“Until some accommodation can be reached between the fiscal control board and the governor and legislature over these benefit and job issues, debt restructuring for the remaining outstanding obligations will remain elusive,” said Evercore Director of Wealth Management Howard Cure.
House President Rafael Hernández Montañez made the statement after the Senate approved debt legislation that partially enabled the board’s proposed Plan of Adjustment but specified that it could only go into effect if there were no pension cuts and if the board agrees to eight or nine spending measures.
Hernández Montañez said in a written statement the House would not pass a reconciliation bill on restructuring the debt unless the board guaranteed in writing that it would comply with zero cuts to pensions, allocate $62 million per year for municipal governments, provide at least $500 million per year for the University of Puerto Rico for five years, and other concessions.
The board said it was reviewing the Senate bill.

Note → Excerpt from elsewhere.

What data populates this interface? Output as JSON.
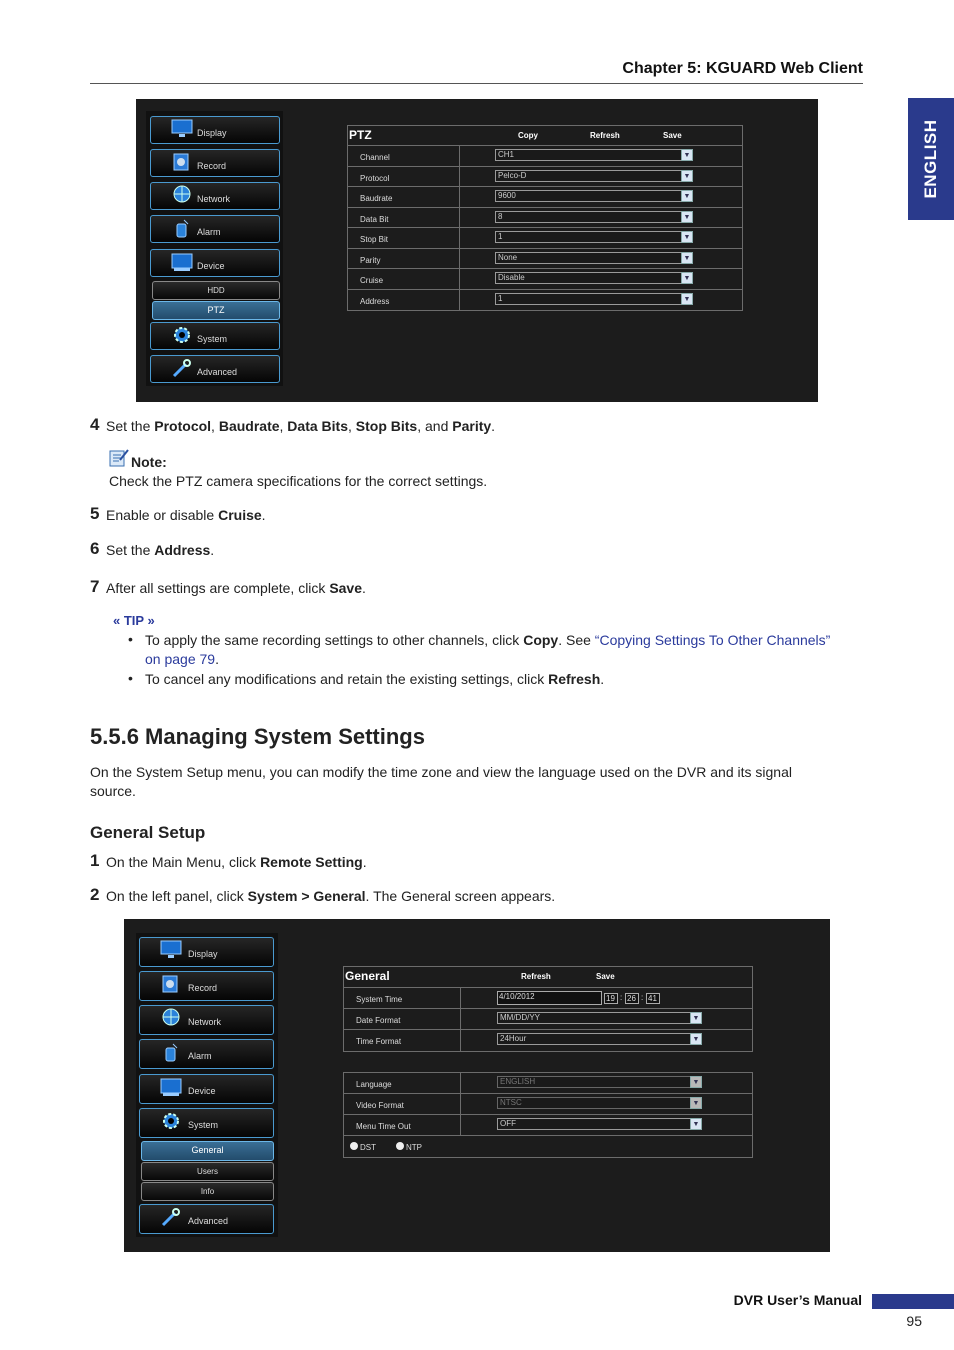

Board President David Skeel sent board-approved legislation to the lawmakers earlier this month. . “You have all of the information necessary to pass legislation that will be acceptable to the Oversight Board,” Skeel wrote in an Oct. 1 letter to House and Senate leaders. “Accordingly, the Oversight Board will await the final legislation passed by the House and the Senate before providing further comment.”
“The dispute over cuts to pension benefits and, to a lesser extent, monies for the university and municipalities, is a perennial problem,” Evercore’s Cure said. “The outsized number and power of the public service workers incentivizes the legislature and governor to protect these benefits and jobs even under this bond default situation.”
What has been going in the last few days is the “House and the Senate attempting to pass their own Plan of Adjustment,” said Municipal Market Analytics Managing Partner Matt Fabian. “It’s not the process the board wants but at least it’s a process. It’s better than cold indifference.”
Once the House’s and Senate’s demands are known, they can be negotiated, Fabian said.
The board claims it has the right to restructure the debt without local government approval, but acknowledged getting consentwould avoid complications. Bondholders have also said they would prefer new bonds have the local government’s formal authorization.
The Senate vote was 19 in favor and 8 against. All members of the Popular Democratic Party, which holds a plurality in the Senate, and seven members of the New Progressive Party voted in favor.
“In the time that I have been here, there has not been a perfect project, but I prefer a mechanism that allows making decisions in favor of Puerto Rico, protecting pensioners, paying less, and lowering the total amount of the debt, than arriving with nothing before Judge Taylor Swain and that she be the one to decide,” Dalmau Santiago told the senators.
Dalmau Santiago said he wanted to comply with the bill’s provisions so debt payments will go down, the board will leave, the university will receive benefits, healthcare will improve, and jobs will be created.